The Silent Epidemic of Male Suicide by Dan Bilsker and Jennifer White.
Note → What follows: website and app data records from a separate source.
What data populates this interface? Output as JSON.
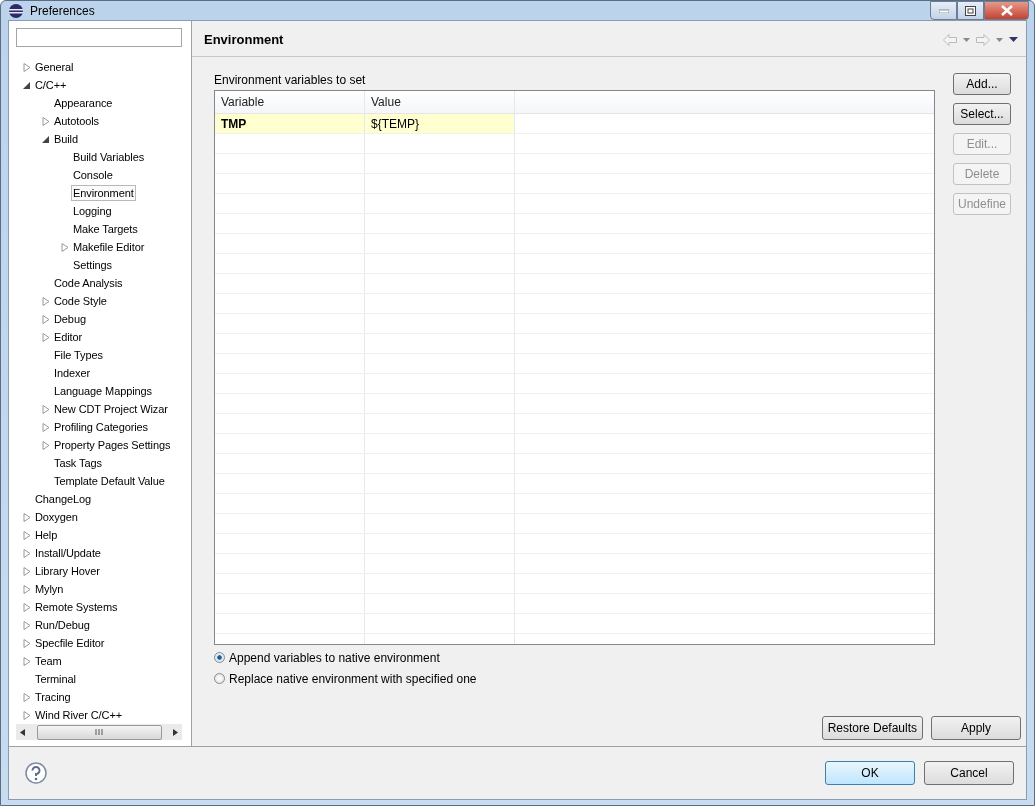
{
  "window": {
    "title": "Preferences"
  },
  "tree": [
    {
      "label": "General",
      "kind": "branch",
      "expanded": false,
      "selected": false
    },
    {
      "label": "C/C++",
      "kind": "branch",
      "expanded": true,
      "selected": false,
      "children": [
        {
          "label": "Appearance",
          "kind": "leaf",
          "selected": false
        },
        {
          "label": "Autotools",
          "kind": "branch",
          "expanded": false,
          "selected": false
        },
        {
          "label": "Build",
          "kind": "branch",
          "expanded": true,
          "selected": false,
          "children": [
            {
              "label": "Build Variables",
              "kind": "leaf",
              "selected": false
            },
            {
              "label": "Console",
              "kind": "leaf",
              "selected": false
            },
            {
              "label": "Environment",
              "kind": "leaf",
              "selected": true
            },
            {
              "label": "Logging",
              "kind": "leaf",
              "selected": false
            },
            {
              "label": "Make Targets",
              "kind": "leaf",
              "selected": false
            },
            {
              "label": "Makefile Editor",
              "kind": "branch",
              "expanded": false,
              "selected": false
            },
            {
              "label": "Settings",
              "kind": "leaf",
              "selected": false
            }
          ]
        },
        {
          "label": "Code Analysis",
          "kind": "leaf",
          "selected": false
        },
        {
          "label": "Code Style",
          "kind": "branch",
          "expanded": false,
          "selected": false
        },
        {
          "label": "Debug",
          "kind": "branch",
          "expanded": false,
          "selected": false
        },
        {
          "label": "Editor",
          "kind": "branch",
          "expanded": false,
          "selected": false
        },
        {
          "label": "File Types",
          "kind": "leaf",
          "selected": false
        },
        {
          "label": "Indexer",
          "kind": "leaf",
          "selected": false
        },
        {
          "label": "Language Mappings",
          "kind": "leaf",
          "selected": false
        },
        {
          "label": "New CDT Project Wizar",
          "kind": "branch",
          "expanded": false,
          "selected": false
        },
        {
          "label": "Profiling Categories",
          "kind": "branch",
          "expanded": false,
          "selected": false
        },
        {
          "label": "Property Pages Settings",
          "kind": "branch",
          "expanded": false,
          "selected": false
        },
        {
          "label": "Task Tags",
          "kind": "leaf",
          "selected": false
        },
        {
          "label": "Template Default Value",
          "kind": "leaf",
          "selected": false
        }
      ]
    },
    {
      "label": "ChangeLog",
      "kind": "leaf",
      "selected": false
    },
    {
      "label": "Doxygen",
      "kind": "branch",
      "expanded": false,
      "selected": false
    },
    {
      "label": "Help",
      "kind": "branch",
      "expanded": false,
      "selected": false
    },
    {
      "label": "Install/Update",
      "kind": "branch",
      "expanded": false,
      "selected": false
    },
    {
      "label": "Library Hover",
      "kind": "branch",
      "expanded": false,
      "selected": false
    },
    {
      "label": "Mylyn",
      "kind": "branch",
      "expanded": false,
      "selected": false
    },
    {
      "label": "Remote Systems",
      "kind": "branch",
      "expanded": false,
      "selected": false
    },
    {
      "label": "Run/Debug",
      "kind": "branch",
      "expanded": false,
      "selected": false
    },
    {
      "label": "Specfile Editor",
      "kind": "branch",
      "expanded": false,
      "selected": false
    },
    {
      "label": "Team",
      "kind": "branch",
      "expanded": false,
      "selected": false
    },
    {
      "label": "Terminal",
      "kind": "leaf",
      "selected": false
    },
    {
      "label": "Tracing",
      "kind": "branch",
      "expanded": false,
      "selected": false
    },
    {
      "label": "Wind River C/C++",
      "kind": "branch",
      "expanded": false,
      "selected": false
    }
  ],
  "page": {
    "title": "Environment",
    "table_label": "Environment variables to set",
    "table": {
      "columns": [
        "Variable",
        "Value"
      ],
      "rows": [
        {
          "variable": "TMP",
          "value": "${TEMP}"
        }
      ]
    },
    "side_buttons": [
      {
        "label": "Add...",
        "disabled": false
      },
      {
        "label": "Select...",
        "disabled": false
      },
      {
        "label": "Edit...",
        "disabled": true
      },
      {
        "label": "Delete",
        "disabled": true
      },
      {
        "label": "Undefine",
        "disabled": true
      }
    ],
    "options": [
      {
        "label": "Append variables to native environment",
        "selected": true
      },
      {
        "label": "Replace native environment with specified one",
        "selected": false
      }
    ],
    "buttons": [
      "Restore Defaults",
      "Apply"
    ]
  },
  "dialog_buttons": [
    {
      "label": "OK",
      "default": true
    },
    {
      "label": "Cancel",
      "default": false
    }
  ]
}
Suicide in men has been described as a “silent epidemic”: epidemic because of its high incidence and substantial contribution to men’s mortality, and silent because of a lack of public awareness, a paucity of explanatory research, and the reluctance of men to seek help for suicide-related concerns. A statistical overview demonstrates a shockingly high rate of death by suicide for men compared with women, and a need to focus attention on prevention, screening, treatment, and service delivery. Promising lines of research include identification of clinical indicators specifically predictive of male suicide and exploration of precipitating and predisposing factors that distinguish male suicide and account for the substantial gender disparity. Only by breaking the silence—building public awareness, refining explanatory frameworks, implementing preventive strategies, and undertaking research—will we overcome this epidemic.